THE ART OF THE GRILL
Scarpetta chef and culinary maestro Scott Conant reveals the finer points of cooking with fire.
The mouthwatering sizzle at your next summer soirée doesn’t have to come from another pile of burgers and hot dogs. While those barbecue standbys have their place, celebrity chef Scott Conant comes equipped with a few inspired ways to raise your grill game from expected to gourmet. Here, the man behind the Fontainebleau’s Scarpetta tells Ocean Drive how to keep it simple, impress the party, and the one thing you should never throw on your barbecue.
What are you most excited to see at the fruit and vegetable stands this summer?
You never know what’s going to look the best, but I’m a huge lover of corn on the grill. That’s a good starting place.
In the husk or shucked?
I go both ways. It depends on my mood. Sometimes I’m into the husk and sometimes I’m not. Sometimes I really appreciate the blistering of those kernels.
What’s a simple way to impress your friends?
Tomatoes. Not even grilling them as much as utilizing some of the residual heat with a vinaigrette. Think about taking the tomatoes, blistering them a touch, cutting them up, tossing them in a vinaigrette, then putting them back in a pan with that vinaigrette and warming them up slightly on a grill. [Then] put some crumbled feta over the top and finish with

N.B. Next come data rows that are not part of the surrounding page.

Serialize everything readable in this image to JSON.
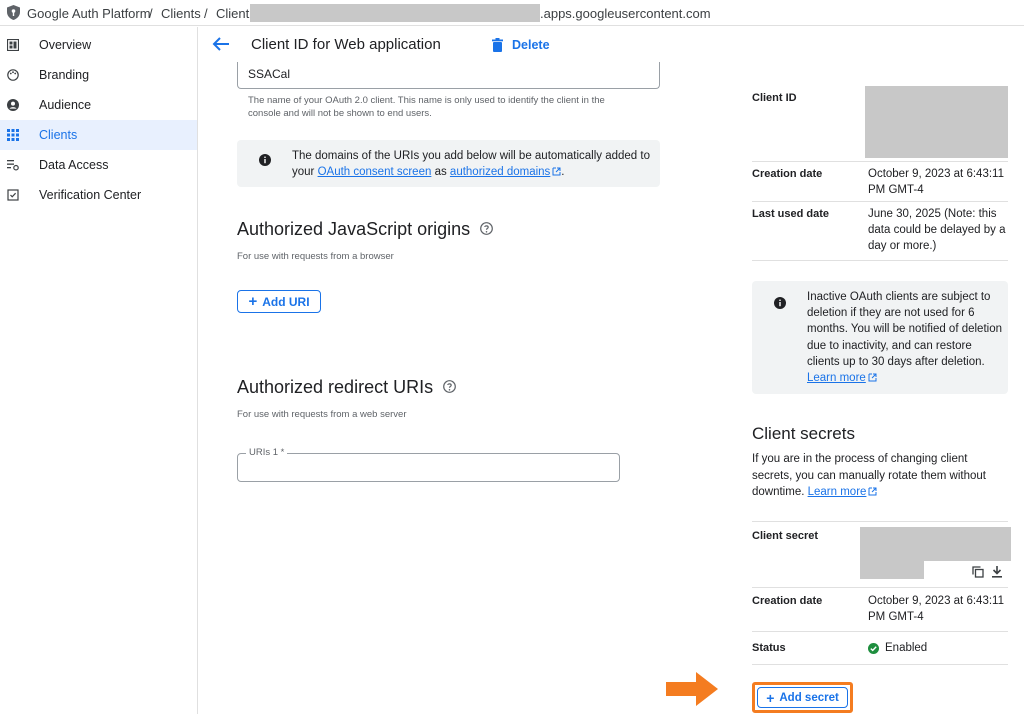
{
  "breadcrumb": {
    "platform": "Google Auth Platform",
    "sep1": "/",
    "clients": "Clients",
    "sep2": "/",
    "client_prefix": "Client",
    "client_suffix": ".apps.googleusercontent.com"
  },
  "sidebar": {
    "items": [
      {
        "label": "Overview",
        "icon": "dashboard-icon"
      },
      {
        "label": "Branding",
        "icon": "palette-icon"
      },
      {
        "label": "Audience",
        "icon": "account-circle-icon"
      },
      {
        "label": "Clients",
        "icon": "grid-icon",
        "active": true
      },
      {
        "label": "Data Access",
        "icon": "data-settings-icon"
      },
      {
        "label": "Verification Center",
        "icon": "checkbox-icon"
      }
    ]
  },
  "header": {
    "title": "Client ID for Web application",
    "delete_label": "Delete"
  },
  "form": {
    "name_value": "SSACal",
    "name_hint": "The name of your OAuth 2.0 client. This name is only used to identify the client in the console and will not be shown to end users.",
    "info": {
      "text_before": "The domains of the URIs you add below will be automatically added to your ",
      "link1": "OAuth consent screen",
      "text_mid": " as ",
      "link2": "authorized domains",
      "text_after": "."
    },
    "js_origins": {
      "title": "Authorized JavaScript origins",
      "subtitle": "For use with requests from a browser",
      "add_label": "Add URI"
    },
    "redirect_uris": {
      "title": "Authorized redirect URIs",
      "subtitle": "For use with requests from a web server",
      "field_label": "URIs 1 *"
    }
  },
  "details": {
    "client_id_label": "Client ID",
    "creation_date_label": "Creation date",
    "creation_date_value": "October 9, 2023 at 6:43:11 PM GMT-4",
    "last_used_label": "Last used date",
    "last_used_value": "June 30, 2025 (Note: this data could be delayed by a day or more.)",
    "inactive_notice": {
      "text": "Inactive OAuth clients are subject to deletion if they are not used for 6 months. You will be notified of deletion due to inactivity, and can restore clients up to 30 days after deletion. ",
      "link": "Learn more"
    }
  },
  "secrets": {
    "title": "Client secrets",
    "desc": "If you are in the process of changing client secrets, you can manually rotate them without downtime. ",
    "desc_link": "Learn more",
    "secret_label": "Client secret",
    "creation_date_label": "Creation date",
    "creation_date_value": "October 9, 2023 at 6:43:11 PM GMT-4",
    "status_label": "Status",
    "status_value": "Enabled",
    "add_label": "Add secret"
  },
  "colors": {
    "accent": "#1a73e8",
    "annotation": "#f47c20",
    "enabled": "#1e8e3e"
  }
}
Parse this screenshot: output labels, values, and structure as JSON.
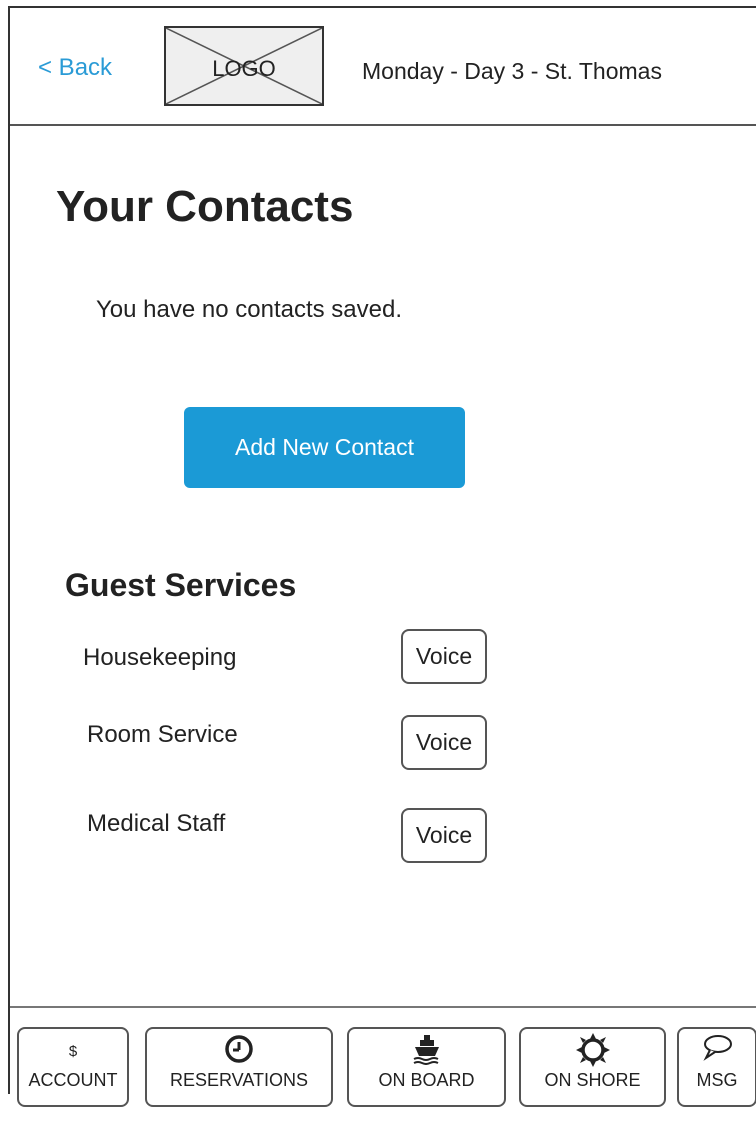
{
  "header": {
    "back_label": "< Back",
    "logo_text": "LOGO",
    "title": "Monday - Day 3 - St. Thomas"
  },
  "main": {
    "page_title": "Your Contacts",
    "empty_message": "You have no contacts saved.",
    "add_contact_label": "Add New Contact"
  },
  "guest_services": {
    "title": "Guest Services",
    "items": [
      {
        "label": "Housekeeping",
        "action": "Voice"
      },
      {
        "label": "Room Service",
        "action": "Voice"
      },
      {
        "label": "Medical Staff",
        "action": "Voice"
      }
    ]
  },
  "bottom_nav": {
    "tabs": [
      {
        "label": "ACCOUNT",
        "icon": "dollar-icon",
        "icon_text": "$"
      },
      {
        "label": "RESERVATIONS",
        "icon": "clock-icon"
      },
      {
        "label": "ON BOARD",
        "icon": "ship-icon"
      },
      {
        "label": "ON SHORE",
        "icon": "sun-icon"
      },
      {
        "label": "MSG",
        "icon": "speech-bubble-icon"
      }
    ]
  },
  "colors": {
    "accent": "#1b9ad6",
    "link": "#2a9bd6"
  }
}
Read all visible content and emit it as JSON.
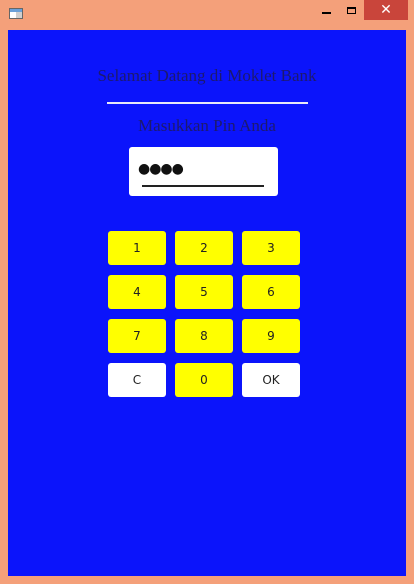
{
  "window": {
    "close_symbol": "✕"
  },
  "screen": {
    "welcome_text": "Selamat Datang di Moklet Bank",
    "prompt_text": "Masukkan Pin Anda",
    "pin_value": "●●●●"
  },
  "keypad": {
    "keys": [
      {
        "label": "1",
        "color": "#ffff00"
      },
      {
        "label": "2",
        "color": "#ffff00"
      },
      {
        "label": "3",
        "color": "#ffff00"
      },
      {
        "label": "4",
        "color": "#ffff00"
      },
      {
        "label": "5",
        "color": "#ffff00"
      },
      {
        "label": "6",
        "color": "#ffff00"
      },
      {
        "label": "7",
        "color": "#ffff00"
      },
      {
        "label": "8",
        "color": "#ffff00"
      },
      {
        "label": "9",
        "color": "#ffff00"
      },
      {
        "label": "C",
        "color": "#ffffff"
      },
      {
        "label": "0",
        "color": "#ffff00"
      },
      {
        "label": "OK",
        "color": "#ffffff"
      }
    ]
  },
  "colors": {
    "background": "#0b14fb",
    "window_border": "#f4a07a",
    "close_button": "#c9453b"
  }
}
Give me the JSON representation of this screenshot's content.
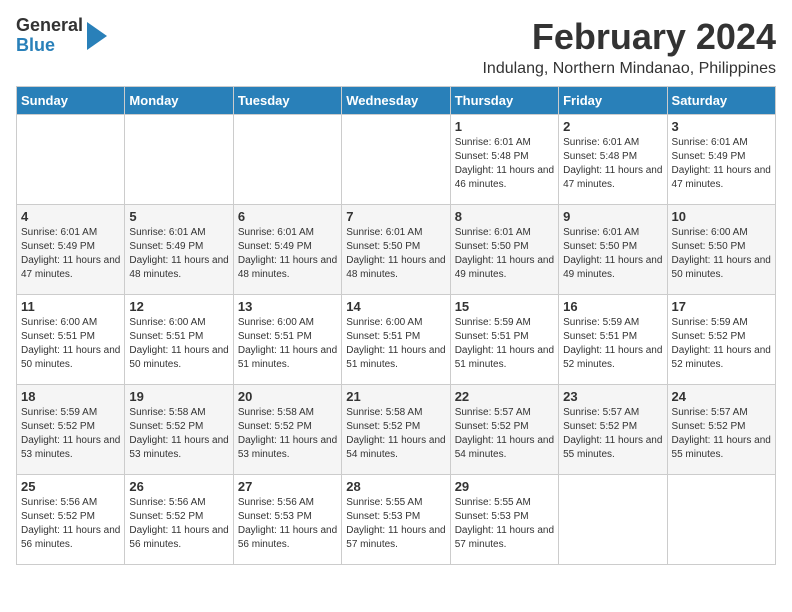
{
  "logo": {
    "general": "General",
    "blue": "Blue"
  },
  "title": {
    "month": "February 2024",
    "location": "Indulang, Northern Mindanao, Philippines"
  },
  "headers": [
    "Sunday",
    "Monday",
    "Tuesday",
    "Wednesday",
    "Thursday",
    "Friday",
    "Saturday"
  ],
  "weeks": [
    [
      {
        "day": "",
        "info": ""
      },
      {
        "day": "",
        "info": ""
      },
      {
        "day": "",
        "info": ""
      },
      {
        "day": "",
        "info": ""
      },
      {
        "day": "1",
        "info": "Sunrise: 6:01 AM\nSunset: 5:48 PM\nDaylight: 11 hours\nand 46 minutes."
      },
      {
        "day": "2",
        "info": "Sunrise: 6:01 AM\nSunset: 5:48 PM\nDaylight: 11 hours\nand 47 minutes."
      },
      {
        "day": "3",
        "info": "Sunrise: 6:01 AM\nSunset: 5:49 PM\nDaylight: 11 hours\nand 47 minutes."
      }
    ],
    [
      {
        "day": "4",
        "info": "Sunrise: 6:01 AM\nSunset: 5:49 PM\nDaylight: 11 hours\nand 47 minutes."
      },
      {
        "day": "5",
        "info": "Sunrise: 6:01 AM\nSunset: 5:49 PM\nDaylight: 11 hours\nand 48 minutes."
      },
      {
        "day": "6",
        "info": "Sunrise: 6:01 AM\nSunset: 5:49 PM\nDaylight: 11 hours\nand 48 minutes."
      },
      {
        "day": "7",
        "info": "Sunrise: 6:01 AM\nSunset: 5:50 PM\nDaylight: 11 hours\nand 48 minutes."
      },
      {
        "day": "8",
        "info": "Sunrise: 6:01 AM\nSunset: 5:50 PM\nDaylight: 11 hours\nand 49 minutes."
      },
      {
        "day": "9",
        "info": "Sunrise: 6:01 AM\nSunset: 5:50 PM\nDaylight: 11 hours\nand 49 minutes."
      },
      {
        "day": "10",
        "info": "Sunrise: 6:00 AM\nSunset: 5:50 PM\nDaylight: 11 hours\nand 50 minutes."
      }
    ],
    [
      {
        "day": "11",
        "info": "Sunrise: 6:00 AM\nSunset: 5:51 PM\nDaylight: 11 hours\nand 50 minutes."
      },
      {
        "day": "12",
        "info": "Sunrise: 6:00 AM\nSunset: 5:51 PM\nDaylight: 11 hours\nand 50 minutes."
      },
      {
        "day": "13",
        "info": "Sunrise: 6:00 AM\nSunset: 5:51 PM\nDaylight: 11 hours\nand 51 minutes."
      },
      {
        "day": "14",
        "info": "Sunrise: 6:00 AM\nSunset: 5:51 PM\nDaylight: 11 hours\nand 51 minutes."
      },
      {
        "day": "15",
        "info": "Sunrise: 5:59 AM\nSunset: 5:51 PM\nDaylight: 11 hours\nand 51 minutes."
      },
      {
        "day": "16",
        "info": "Sunrise: 5:59 AM\nSunset: 5:51 PM\nDaylight: 11 hours\nand 52 minutes."
      },
      {
        "day": "17",
        "info": "Sunrise: 5:59 AM\nSunset: 5:52 PM\nDaylight: 11 hours\nand 52 minutes."
      }
    ],
    [
      {
        "day": "18",
        "info": "Sunrise: 5:59 AM\nSunset: 5:52 PM\nDaylight: 11 hours\nand 53 minutes."
      },
      {
        "day": "19",
        "info": "Sunrise: 5:58 AM\nSunset: 5:52 PM\nDaylight: 11 hours\nand 53 minutes."
      },
      {
        "day": "20",
        "info": "Sunrise: 5:58 AM\nSunset: 5:52 PM\nDaylight: 11 hours\nand 53 minutes."
      },
      {
        "day": "21",
        "info": "Sunrise: 5:58 AM\nSunset: 5:52 PM\nDaylight: 11 hours\nand 54 minutes."
      },
      {
        "day": "22",
        "info": "Sunrise: 5:57 AM\nSunset: 5:52 PM\nDaylight: 11 hours\nand 54 minutes."
      },
      {
        "day": "23",
        "info": "Sunrise: 5:57 AM\nSunset: 5:52 PM\nDaylight: 11 hours\nand 55 minutes."
      },
      {
        "day": "24",
        "info": "Sunrise: 5:57 AM\nSunset: 5:52 PM\nDaylight: 11 hours\nand 55 minutes."
      }
    ],
    [
      {
        "day": "25",
        "info": "Sunrise: 5:56 AM\nSunset: 5:52 PM\nDaylight: 11 hours\nand 56 minutes."
      },
      {
        "day": "26",
        "info": "Sunrise: 5:56 AM\nSunset: 5:52 PM\nDaylight: 11 hours\nand 56 minutes."
      },
      {
        "day": "27",
        "info": "Sunrise: 5:56 AM\nSunset: 5:53 PM\nDaylight: 11 hours\nand 56 minutes."
      },
      {
        "day": "28",
        "info": "Sunrise: 5:55 AM\nSunset: 5:53 PM\nDaylight: 11 hours\nand 57 minutes."
      },
      {
        "day": "29",
        "info": "Sunrise: 5:55 AM\nSunset: 5:53 PM\nDaylight: 11 hours\nand 57 minutes."
      },
      {
        "day": "",
        "info": ""
      },
      {
        "day": "",
        "info": ""
      }
    ]
  ]
}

some greens on a platter. I don’t know what is better than that.
How can you grill like they do in Italy?
When you think about Italian cooking, you have to think about sitting in rustic Tuscany with an outdoor flame and a whole animal being brushed with a bush of rosemary. It conjures up a certain image of grilling outside, especially with a live fire. What isn’t Italian about that whole process? Identifying those fresh herbs, simple flavors, lemon, rosemary, garlic, onions—it’s a no-brainer.
Favorite piece of meat to grill?
I’m a big fan of the rotisserie attachment on a grill. One of the things I’m going to do this weekend is [grill] goat [with] a pan of potatoes underneath it and let the juices drip on top of the potatoes and some onions and garlic and herbs—there’s nothing better in the world.
What’s the one thing people should never grill?
Super-flaky fish. I’ve tried to grill halibut in the past. It’s bad news. Cod fish? Bad news. It’s a mistake you make once. All that stuff falls through, and you’re just burning it forever.
Scott Conant’s bite-size balsamicglazed ribs off the bone have the perfect char, paired with a spicy tomato chutney.
Conant’s (ƭƨʃ ƥƞɵƭ) secret for his succulent pork ribs is a deep balsamic glaze (ƚƛƨưƞ) and using fresh rosemary and thyme (Ƭơƨưƨ ơƞƫƞ) to give an authentic taste of Italy.